Thoughts On Google Wave: A Google Wave Review
When I was a kid, I would take foods that tasted really good by themselves and mix them all together – sometimes in a blender.
And it was fucking nasty.
I look at Google Wave as Google’s technological way of repeating the same experiment: take Docs, Orkut, Gmail, Wikipedia, and IM, stick them in a “blender”, and you get Google Wave. What follows are what conclusions I have drawn as a user/developer using Google Wave for the first time.
When Anthony said he scored an invite from Twitter, I couldn’t wait to see what the buzz was about – Google Wave was still relatively unknown and unexplored territory to me at the time.
It still is, but it was before I used it, too.
As stated above, it is basically the retarded child of Gmail, Docs and Orkut with an editing interface that can only be described as somewhere between Wiki-style editing and instant messaging. It’s really hard to explain.
Fuck it, here’s a screenshot:
So do you see where it draws from Gmail and docs in its user interface? Even more Gmail-ish is the assignment of email(?) addresses to @googlewave.com, although I think those are reserved for waves/blips.
I also said it was like Orkut, Wikipedia and IM: everybody can edit any wave (unless there’s some “read-only” checkbox I haven’t seen yet), and like IM, the waves/blips are directed towards one or more people in a social-networking manner, instantaneously.
Here’s the creepy factor: you can see what people are typing before it is officially published. I found that to be a little weird. Goodbye, moments of typing “fuck you I’m not coming to work today and I’m hungover” before hitting backspace a few times and typing “I’m feeling under the weather” in a conversation to my boss. In a wave, this would get me fired.
Here’s where I freely edited the top blip in someone else’s wave:
From what I’ve seen, nobody really knows what the hell is going on in Google Wave, much less what they call everything. But here are the basics: a wave is a thread of blips. A blip is a multimedia message, that is, a rich textual message containing multimedia (duh).
And, for the creation of these extravagant new evolutions in online collaboration, Google has designed the ultimate clickable GUI component to begin one of these innovative new “Waves”:
(sarcasm fully intended)
Oh, and all the cool wavers/surfers/hipsters/testers use “Google \/\/ave”(backslash-forward slash-backslash-forward slash-a-v-e) to refer to the product. You can see why I don’t.

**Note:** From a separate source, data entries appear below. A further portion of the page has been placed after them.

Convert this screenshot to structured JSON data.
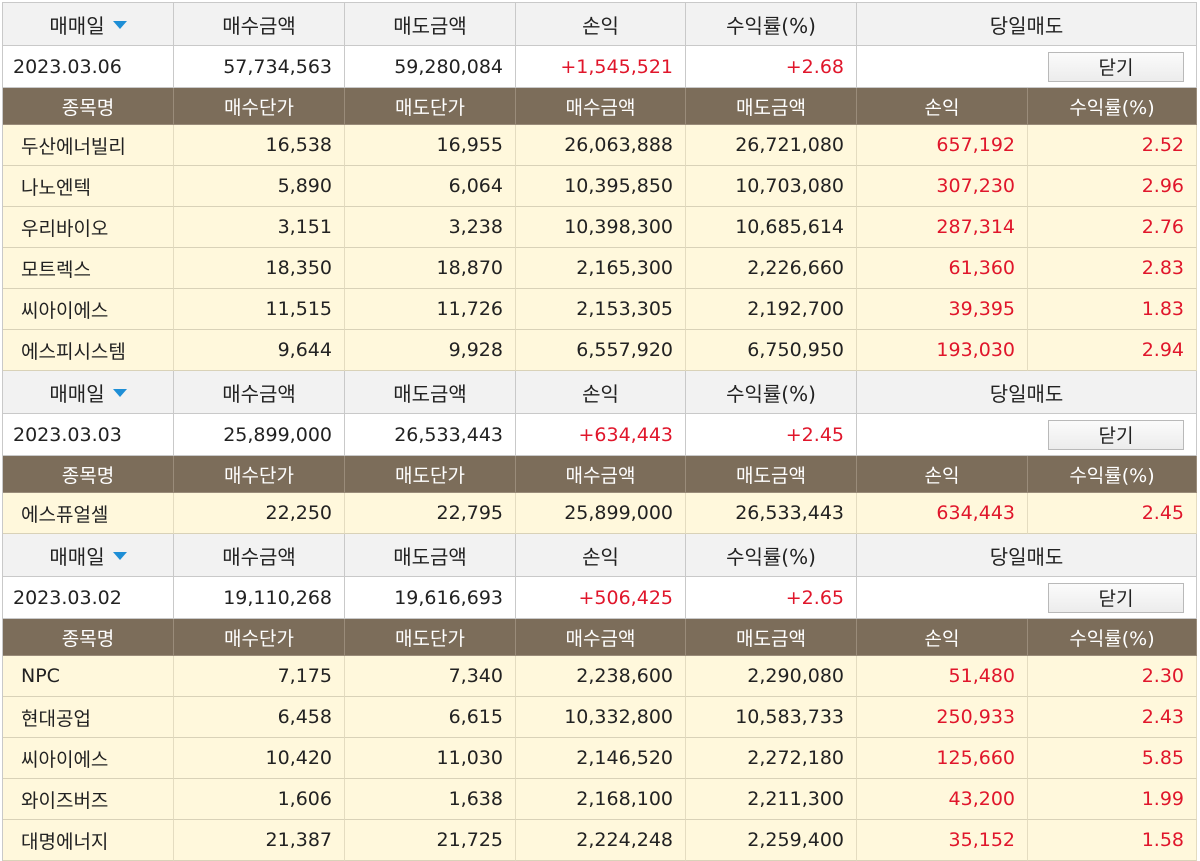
{
  "header_labels": {
    "date": "매매일",
    "buy_amount": "매수금액",
    "sell_amount": "매도금액",
    "profit": "손익",
    "return_rate": "수익률(%)",
    "same_day_sell": "당일매도"
  },
  "column_labels": {
    "name": "종목명",
    "buy_price": "매수단가",
    "sell_price": "매도단가",
    "buy_amount": "매수금액",
    "sell_amount": "매도금액",
    "profit": "손익",
    "return_rate": "수익률(%)"
  },
  "close_label": "닫기",
  "sort_icon": "triangle-down-icon",
  "colors": {
    "profit_red": "#e0162b",
    "header_brown": "#7c6d5a",
    "row_bg": "#fff8dc",
    "arrow_blue": "#1f8fd6"
  },
  "groups": [
    {
      "date": "2023.03.06",
      "buy_amount": "57,734,563",
      "sell_amount": "59,280,084",
      "profit": "+1,545,521",
      "return_rate": "+2.68",
      "rows": [
        {
          "name": "두산에너빌리",
          "buy_price": "16,538",
          "sell_price": "16,955",
          "buy_amount": "26,063,888",
          "sell_amount": "26,721,080",
          "profit": "657,192",
          "return_rate": "2.52"
        },
        {
          "name": "나노엔텍",
          "buy_price": "5,890",
          "sell_price": "6,064",
          "buy_amount": "10,395,850",
          "sell_amount": "10,703,080",
          "profit": "307,230",
          "return_rate": "2.96"
        },
        {
          "name": "우리바이오",
          "buy_price": "3,151",
          "sell_price": "3,238",
          "buy_amount": "10,398,300",
          "sell_amount": "10,685,614",
          "profit": "287,314",
          "return_rate": "2.76"
        },
        {
          "name": "모트렉스",
          "buy_price": "18,350",
          "sell_price": "18,870",
          "buy_amount": "2,165,300",
          "sell_amount": "2,226,660",
          "profit": "61,360",
          "return_rate": "2.83"
        },
        {
          "name": "씨아이에스",
          "buy_price": "11,515",
          "sell_price": "11,726",
          "buy_amount": "2,153,305",
          "sell_amount": "2,192,700",
          "profit": "39,395",
          "return_rate": "1.83"
        },
        {
          "name": "에스피시스템",
          "buy_price": "9,644",
          "sell_price": "9,928",
          "buy_amount": "6,557,920",
          "sell_amount": "6,750,950",
          "profit": "193,030",
          "return_rate": "2.94"
        }
      ]
    },
    {
      "date": "2023.03.03",
      "buy_amount": "25,899,000",
      "sell_amount": "26,533,443",
      "profit": "+634,443",
      "return_rate": "+2.45",
      "rows": [
        {
          "name": "에스퓨얼셀",
          "buy_price": "22,250",
          "sell_price": "22,795",
          "buy_amount": "25,899,000",
          "sell_amount": "26,533,443",
          "profit": "634,443",
          "return_rate": "2.45"
        }
      ]
    },
    {
      "date": "2023.03.02",
      "buy_amount": "19,110,268",
      "sell_amount": "19,616,693",
      "profit": "+506,425",
      "return_rate": "+2.65",
      "rows": [
        {
          "name": "NPC",
          "buy_price": "7,175",
          "sell_price": "7,340",
          "buy_amount": "2,238,600",
          "sell_amount": "2,290,080",
          "profit": "51,480",
          "return_rate": "2.30"
        },
        {
          "name": "현대공업",
          "buy_price": "6,458",
          "sell_price": "6,615",
          "buy_amount": "10,332,800",
          "sell_amount": "10,583,733",
          "profit": "250,933",
          "return_rate": "2.43"
        },
        {
          "name": "씨아이에스",
          "buy_price": "10,420",
          "sell_price": "11,030",
          "buy_amount": "2,146,520",
          "sell_amount": "2,272,180",
          "profit": "125,660",
          "return_rate": "5.85"
        },
        {
          "name": "와이즈버즈",
          "buy_price": "1,606",
          "sell_price": "1,638",
          "buy_amount": "2,168,100",
          "sell_amount": "2,211,300",
          "profit": "43,200",
          "return_rate": "1.99"
        },
        {
          "name": "대명에너지",
          "buy_price": "21,387",
          "sell_price": "21,725",
          "buy_amount": "2,224,248",
          "sell_amount": "2,259,400",
          "profit": "35,152",
          "return_rate": "1.58"
        }
      ]
    }
  ]
}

Spam spam spam! I waltzed right up to someone else’s wave/blip and added my own line to it. I could have easily added a link or files as well, and with the handy-dandy Wave API freely available to use, spammers and hacked accounts could tune Wave into the biggest spamfest since Twitter.

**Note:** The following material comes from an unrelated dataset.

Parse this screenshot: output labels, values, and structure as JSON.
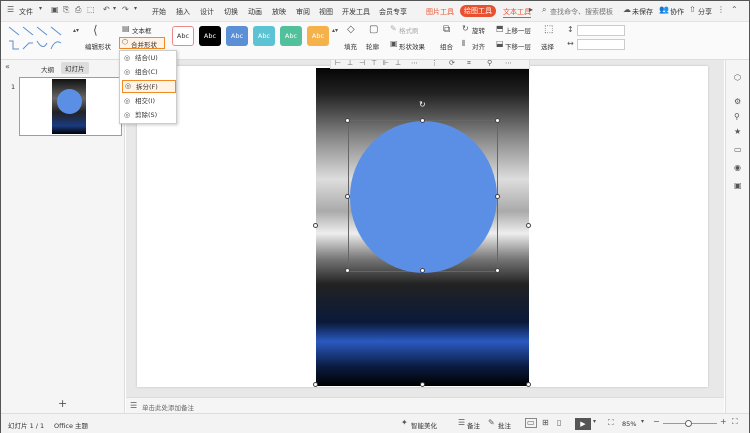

I almost don’t see the need for any of this besides as a toy that simplifies bouncing between other tools.
On the other hand, everyone thought Twitter was the biggest piece of crap on the web when it first came out, but now everyone uses it. Maybe the same will true for Wave: it could possibly revolutionalize how we collaborate online, and combined with Google’s Chrome OS could be the next generation of computing, placing Google in control of the entire process from the hardware up.
Or, it could become a (to the majority of users) unused tool like Google Docs. Only time will tell, but the invite system seems to indicate popularity like that of Gmail, so it could go big once released.
The editing history timeline is pretty cool
A yes/no/maybe widget. Elementary school love letter deja vu.
Thread blip blip blip blip blip blip blip blip blip blip blip blip etc.
Well that’s all for now, no more ripping on Google Wave until they add more features. I hope I cleared things up for users trying to figure out what it is after reading so many vague and screenshot-less reviews on other sites. I would just like to know how this idea was conceived in the first place, personally.
Oh, and if you want an invite, hit us up on Twitter – we still have 20 as of this writing